Data about app and page elements:
== == ==
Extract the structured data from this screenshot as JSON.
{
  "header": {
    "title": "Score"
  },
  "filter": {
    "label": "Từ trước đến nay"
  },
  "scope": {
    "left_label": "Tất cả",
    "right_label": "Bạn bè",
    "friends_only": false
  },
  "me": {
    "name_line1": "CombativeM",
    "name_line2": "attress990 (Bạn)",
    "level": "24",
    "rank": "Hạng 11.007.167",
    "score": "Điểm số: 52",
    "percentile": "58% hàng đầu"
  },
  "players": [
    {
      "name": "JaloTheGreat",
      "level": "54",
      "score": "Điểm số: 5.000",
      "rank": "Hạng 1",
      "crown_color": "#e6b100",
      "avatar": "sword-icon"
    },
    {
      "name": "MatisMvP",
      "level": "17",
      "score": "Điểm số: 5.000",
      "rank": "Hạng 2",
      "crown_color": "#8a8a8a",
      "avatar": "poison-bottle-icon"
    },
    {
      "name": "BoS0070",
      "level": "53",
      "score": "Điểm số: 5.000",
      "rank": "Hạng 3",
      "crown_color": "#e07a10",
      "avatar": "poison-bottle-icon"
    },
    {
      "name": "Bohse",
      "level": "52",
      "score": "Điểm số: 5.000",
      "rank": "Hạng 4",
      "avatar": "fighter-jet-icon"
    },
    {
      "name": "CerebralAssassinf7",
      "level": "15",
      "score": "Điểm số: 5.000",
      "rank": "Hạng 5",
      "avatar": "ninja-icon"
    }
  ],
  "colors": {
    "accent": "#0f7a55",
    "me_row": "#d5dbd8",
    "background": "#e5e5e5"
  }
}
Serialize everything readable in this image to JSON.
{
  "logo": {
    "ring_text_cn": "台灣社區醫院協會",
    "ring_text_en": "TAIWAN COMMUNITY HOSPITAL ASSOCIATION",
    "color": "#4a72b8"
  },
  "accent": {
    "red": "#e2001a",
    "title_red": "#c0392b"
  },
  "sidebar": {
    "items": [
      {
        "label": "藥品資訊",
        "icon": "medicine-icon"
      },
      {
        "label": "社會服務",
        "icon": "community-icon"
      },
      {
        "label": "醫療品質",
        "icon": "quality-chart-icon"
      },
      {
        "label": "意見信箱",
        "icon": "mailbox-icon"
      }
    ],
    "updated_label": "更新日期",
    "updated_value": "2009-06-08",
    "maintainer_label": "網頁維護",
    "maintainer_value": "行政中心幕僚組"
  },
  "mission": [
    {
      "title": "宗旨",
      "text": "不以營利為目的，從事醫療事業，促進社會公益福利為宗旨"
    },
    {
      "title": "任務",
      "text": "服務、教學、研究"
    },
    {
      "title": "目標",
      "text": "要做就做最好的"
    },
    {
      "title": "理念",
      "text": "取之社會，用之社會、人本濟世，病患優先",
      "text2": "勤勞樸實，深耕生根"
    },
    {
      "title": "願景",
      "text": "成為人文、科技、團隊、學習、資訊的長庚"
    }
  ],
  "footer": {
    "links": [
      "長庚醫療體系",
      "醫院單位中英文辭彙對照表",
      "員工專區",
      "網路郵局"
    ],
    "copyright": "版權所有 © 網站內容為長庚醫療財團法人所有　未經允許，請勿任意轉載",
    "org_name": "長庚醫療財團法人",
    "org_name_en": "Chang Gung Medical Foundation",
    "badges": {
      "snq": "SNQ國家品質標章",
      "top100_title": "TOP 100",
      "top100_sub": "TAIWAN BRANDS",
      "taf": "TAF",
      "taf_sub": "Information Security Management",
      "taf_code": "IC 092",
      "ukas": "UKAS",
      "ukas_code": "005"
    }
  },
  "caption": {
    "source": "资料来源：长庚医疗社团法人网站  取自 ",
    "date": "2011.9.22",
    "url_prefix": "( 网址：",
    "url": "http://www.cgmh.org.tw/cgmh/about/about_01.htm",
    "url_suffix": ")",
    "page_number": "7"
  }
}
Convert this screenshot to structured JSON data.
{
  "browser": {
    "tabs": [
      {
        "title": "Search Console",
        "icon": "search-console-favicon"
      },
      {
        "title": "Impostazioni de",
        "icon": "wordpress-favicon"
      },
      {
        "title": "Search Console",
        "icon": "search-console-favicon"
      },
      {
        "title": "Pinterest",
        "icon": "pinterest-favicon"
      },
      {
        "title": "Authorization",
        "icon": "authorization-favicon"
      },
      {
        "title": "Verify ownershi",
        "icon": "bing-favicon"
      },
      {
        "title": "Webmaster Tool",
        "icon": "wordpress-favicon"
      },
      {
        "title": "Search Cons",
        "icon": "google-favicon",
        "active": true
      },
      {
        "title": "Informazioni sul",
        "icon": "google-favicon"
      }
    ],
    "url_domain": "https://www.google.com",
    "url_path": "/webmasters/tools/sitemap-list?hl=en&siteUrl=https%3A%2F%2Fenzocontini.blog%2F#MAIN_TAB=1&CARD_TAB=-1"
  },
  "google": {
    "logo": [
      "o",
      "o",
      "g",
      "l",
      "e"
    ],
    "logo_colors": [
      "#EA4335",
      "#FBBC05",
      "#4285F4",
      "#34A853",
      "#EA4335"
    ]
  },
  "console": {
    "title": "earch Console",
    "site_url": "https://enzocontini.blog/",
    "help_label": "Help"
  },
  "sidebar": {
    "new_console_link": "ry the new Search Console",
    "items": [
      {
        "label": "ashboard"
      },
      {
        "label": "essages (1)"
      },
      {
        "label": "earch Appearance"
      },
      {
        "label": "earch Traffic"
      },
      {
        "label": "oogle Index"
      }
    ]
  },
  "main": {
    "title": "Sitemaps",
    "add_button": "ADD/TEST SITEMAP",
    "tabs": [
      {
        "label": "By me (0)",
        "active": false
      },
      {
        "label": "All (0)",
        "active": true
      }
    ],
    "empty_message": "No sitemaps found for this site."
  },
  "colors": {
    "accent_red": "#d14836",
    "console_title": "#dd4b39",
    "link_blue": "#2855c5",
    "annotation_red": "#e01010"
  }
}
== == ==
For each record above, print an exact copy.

Extract the structured data from this screenshot as JSON.
{
  "header": {
    "title": "Score"
  },
  "filter": {
    "label": "Từ trước đến nay"
  },
  "scope": {
    "left_label": "Tất cả",
    "right_label": "Bạn bè",
    "friends_only": false
  },
  "me": {
    "name_line1": "CombativeM",
    "name_line2": "attress990 (Bạn)",
    "level": "24",
    "rank": "Hạng 11.007.167",
    "score": "Điểm số: 52",
    "percentile": "58% hàng đầu"
  },
  "players": [
    {
      "name": "JaloTheGreat",
      "level": "54",
      "score": "Điểm số: 5.000",
      "rank": "Hạng 1",
      "crown_color": "#e6b100",
      "avatar": "sword-icon"
    },
    {
      "name": "MatisMvP",
      "level": "17",
      "score": "Điểm số: 5.000",
      "rank": "Hạng 2",
      "crown_color": "#8a8a8a",
      "avatar": "poison-bottle-icon"
    },
    {
      "name": "BoS0070",
      "level": "53",
      "score": "Điểm số: 5.000",
      "rank": "Hạng 3",
      "crown_color": "#e07a10",
      "avatar": "poison-bottle-icon"
    },
    {
      "name": "Bohse",
      "level": "52",
      "score": "Điểm số: 5.000",
      "rank": "Hạng 4",
      "avatar": "fighter-jet-icon"
    },
    {
      "name": "CerebralAssassinf7",
      "level": "15",
      "score": "Điểm số: 5.000",
      "rank": "Hạng 5",
      "avatar": "ninja-icon"
    }
  ],
  "colors": {
    "accent": "#0f7a55",
    "me_row": "#d5dbd8",
    "background": "#e5e5e5"
  }
}
Serialize everything readable in this image to JSON.
{
  "logo": {
    "ring_text_cn": "台灣社區醫院協會",
    "ring_text_en": "TAIWAN COMMUNITY HOSPITAL ASSOCIATION",
    "color": "#4a72b8"
  },
  "accent": {
    "red": "#e2001a",
    "title_red": "#c0392b"
  },
  "sidebar": {
    "items": [
      {
        "label": "藥品資訊",
        "icon": "medicine-icon"
      },
      {
        "label": "社會服務",
        "icon": "community-icon"
      },
      {
        "label": "醫療品質",
        "icon": "quality-chart-icon"
      },
      {
        "label": "意見信箱",
        "icon": "mailbox-icon"
      }
    ],
    "updated_label": "更新日期",
    "updated_value": "2009-06-08",
    "maintainer_label": "網頁維護",
    "maintainer_value": "行政中心幕僚組"
  },
  "mission": [
    {
      "title": "宗旨",
      "text": "不以營利為目的，從事醫療事業，促進社會公益福利為宗旨"
    },
    {
      "title": "任務",
      "text": "服務、教學、研究"
    },
    {
      "title": "目標",
      "text": "要做就做最好的"
    },
    {
      "title": "理念",
      "text": "取之社會，用之社會、人本濟世，病患優先",
      "text2": "勤勞樸實，深耕生根"
    },
    {
      "title": "願景",
      "text": "成為人文、科技、團隊、學習、資訊的長庚"
    }
  ],
  "footer": {
    "links": [
      "長庚醫療體系",
      "醫院單位中英文辭彙對照表",
      "員工專區",
      "網路郵局"
    ],
    "copyright": "版權所有 © 網站內容為長庚醫療財團法人所有　未經允許，請勿任意轉載",
    "org_name": "長庚醫療財團法人",
    "org_name_en": "Chang Gung Medical Foundation",
    "badges": {
      "snq": "SNQ國家品質標章",
      "top100_title": "TOP 100",
      "top100_sub": "TAIWAN BRANDS",
      "taf": "TAF",
      "taf_sub": "Information Security Management",
      "taf_code": "IC 092",
      "ukas": "UKAS",
      "ukas_code": "005"
    }
  },
  "caption": {
    "source": "资料来源：长庚医疗社团法人网站  取自 ",
    "date": "2011.9.22",
    "url_prefix": "( 网址：",
    "url": "http://www.cgmh.org.tw/cgmh/about/about_01.htm",
    "url_suffix": ")",
    "page_number": "7"
  }
}
Convert this screenshot to structured JSON data.
{
  "browser": {
    "tabs": [
      {
        "title": "Search Console",
        "icon": "search-console-favicon"
      },
      {
        "title": "Impostazioni de",
        "icon": "wordpress-favicon"
      },
      {
        "title": "Search Console",
        "icon": "search-console-favicon"
      },
      {
        "title": "Pinterest",
        "icon": "pinterest-favicon"
      },
      {
        "title": "Authorization",
        "icon": "authorization-favicon"
      },
      {
        "title": "Verify ownershi",
        "icon": "bing-favicon"
      },
      {
        "title": "Webmaster Tool",
        "icon": "wordpress-favicon"
      },
      {
        "title": "Search Cons",
        "icon": "google-favicon",
        "active": true
      },
      {
        "title": "Informazioni sul",
        "icon": "google-favicon"
      }
    ],
    "url_domain": "https://www.google.com",
    "url_path": "/webmasters/tools/sitemap-list?hl=en&siteUrl=https%3A%2F%2Fenzocontini.blog%2F#MAIN_TAB=1&CARD_TAB=-1"
  },
  "google": {
    "logo": [
      "o",
      "o",
      "g",
      "l",
      "e"
    ],
    "logo_colors": [
      "#EA4335",
      "#FBBC05",
      "#4285F4",
      "#34A853",
      "#EA4335"
    ]
  },
  "console": {
    "title": "earch Console",
    "site_url": "https://enzocontini.blog/",
    "help_label": "Help"
  },
  "sidebar": {
    "new_console_link": "ry the new Search Console",
    "items": [
      {
        "label": "ashboard"
      },
      {
        "label": "essages (1)"
      },
      {
        "label": "earch Appearance"
      },
      {
        "label": "earch Traffic"
      },
      {
        "label": "oogle Index"
      }
    ]
  },
  "main": {
    "title": "Sitemaps",
    "add_button": "ADD/TEST SITEMAP",
    "tabs": [
      {
        "label": "By me (0)",
        "active": false
      },
      {
        "label": "All (0)",
        "active": true
      }
    ],
    "empty_message": "No sitemaps found for this site."
  },
  "colors": {
    "accent_red": "#d14836",
    "console_title": "#dd4b39",
    "link_blue": "#2855c5",
    "annotation_red": "#e01010"
  }
}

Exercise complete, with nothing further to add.